-aster

1
  1. a diminutive or pejorative suffix denoting something that imperfectly resembles or mimics the true thing: criticaster; poetaster, oleaster.

Origin of -aster

1
From Latin

-aster

2
  1. Chiefly Biology. a combining form with the meaning “star,” used in the formation of compound words: diaster.

Origin of -aster

2
< Greek astḗr star; cf. astro-
Dictionary.com Unabridged Based on the Random House Unabridged Dictionary, © Random House, Inc. 2018

British Dictionary definitions for -aster

-aster

suffix forming nouns
  1. a person or thing that is inferior or bears only a poor resemblance to what is specifiedpoetaster

Word Origin for -aster

from Latin: suffix indicating imperfect resemblance
Collins English Dictionary - Complete & Unabridged 2012 Digital Edition © William Collins Sons & Co. Ltd. 1979, 1986 © HarperCollins Publishers 1998, 2000, 2003, 2005, 2006, 2007, 2009, 2012

Word Origin and History for -aster

word-forming element expressing incomplete resemblance (e.g. poetaster), usually diminutive and deprecatory, from Latin, from Greek -aster, suffix originally forming nouns from verbs ending in -azein, later generalized as a pejorative suffix, e.g. Greek patraster "he who plays the father."
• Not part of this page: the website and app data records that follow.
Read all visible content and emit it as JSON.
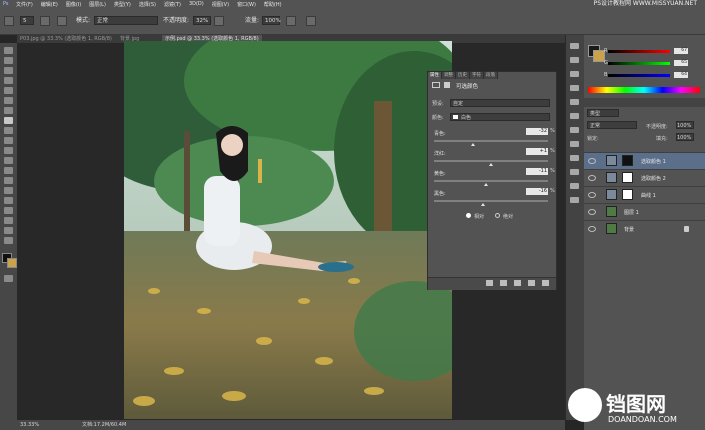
{
  "menu": [
    "文件(F)",
    "编辑(E)",
    "图像(I)",
    "图层(L)",
    "类型(Y)",
    "选择(S)",
    "滤镜(T)",
    "3D(D)",
    "视图(V)",
    "窗口(W)",
    "帮助(H)"
  ],
  "brand": "PS设计教程网 WWW.MISSYUAN.NET",
  "options": {
    "size_value": "5",
    "mode_label": "模式:",
    "mode_value": "正常",
    "opacity_label": "不透明度:",
    "opacity_value": "32%",
    "flow_label": "流量:",
    "flow_value": "100%"
  },
  "tabs": [
    "P03.jpg @ 33.3% (选取颜色 1, RGB/8)",
    "背景.jpg",
    "示例.psd @ 33.3% (选取颜色 1, RGB/8)"
  ],
  "adjust_panel": {
    "tabs": [
      "属性",
      "调整",
      "历史",
      "字符",
      "段落"
    ],
    "title": "可选颜色",
    "preset_label": "预设:",
    "preset_value": "自定",
    "color_label": "颜色:",
    "color_value": "白色",
    "sliders": [
      {
        "label": "青色:",
        "value": "-32",
        "pct": "%"
      },
      {
        "label": "洋红:",
        "value": "+1",
        "pct": "%"
      },
      {
        "label": "黄色:",
        "value": "-11",
        "pct": "%"
      },
      {
        "label": "黑色:",
        "value": "-16",
        "pct": "%"
      }
    ],
    "radio_relative": "相对",
    "radio_absolute": "绝对"
  },
  "color_panel": {
    "channels": [
      "R",
      "G",
      "B"
    ],
    "values": [
      "67",
      "65",
      "64"
    ]
  },
  "layers": {
    "blend_value": "正常",
    "opacity_label": "不透明度:",
    "opacity_value": "100%",
    "lock_label": "锁定:",
    "fill_label": "填充:",
    "fill_value": "100%",
    "kind_label": "类型",
    "items": [
      {
        "name": "选取颜色 1",
        "selected": true,
        "mask": "dark"
      },
      {
        "name": "选取颜色 2",
        "selected": false,
        "mask": "white"
      },
      {
        "name": "曲线 1",
        "selected": false,
        "mask": "white"
      },
      {
        "name": "图层 1",
        "selected": false,
        "mask": "photo"
      },
      {
        "name": "背景",
        "selected": false,
        "mask": "photo"
      }
    ]
  },
  "status": {
    "zoom": "33.33%",
    "doc": "文档:17.2M/60.4M"
  },
  "watermark": {
    "name": "铛图网",
    "url": "DOANDOAN.COM"
  }
}
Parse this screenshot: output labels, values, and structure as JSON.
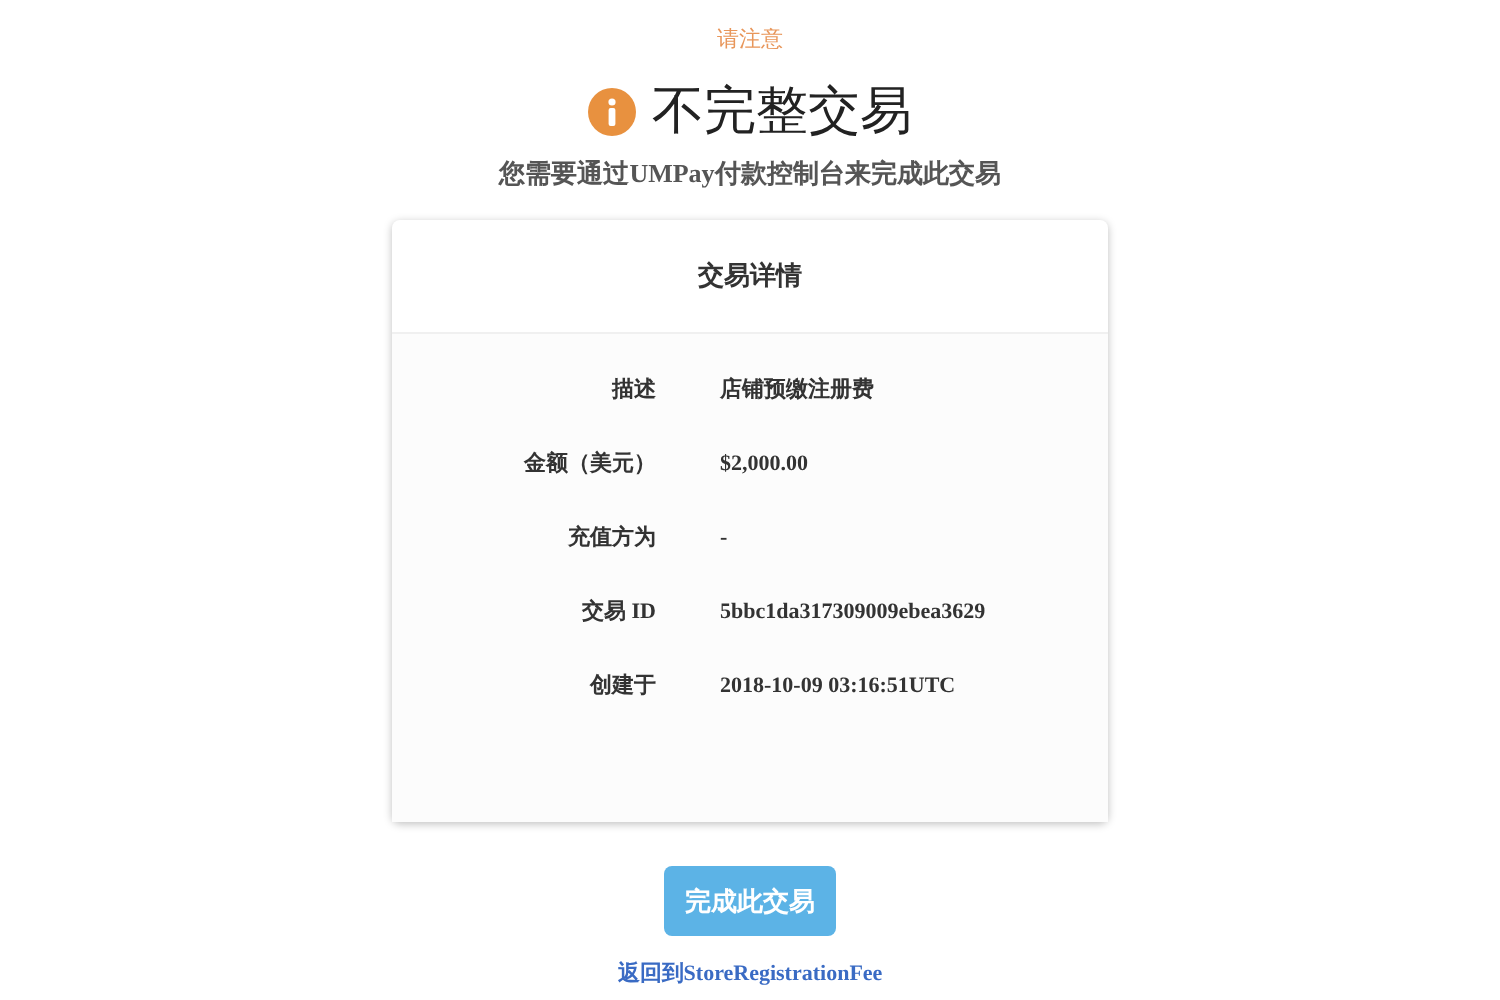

Online Etymology Dictionary, © 2010 Douglas Harper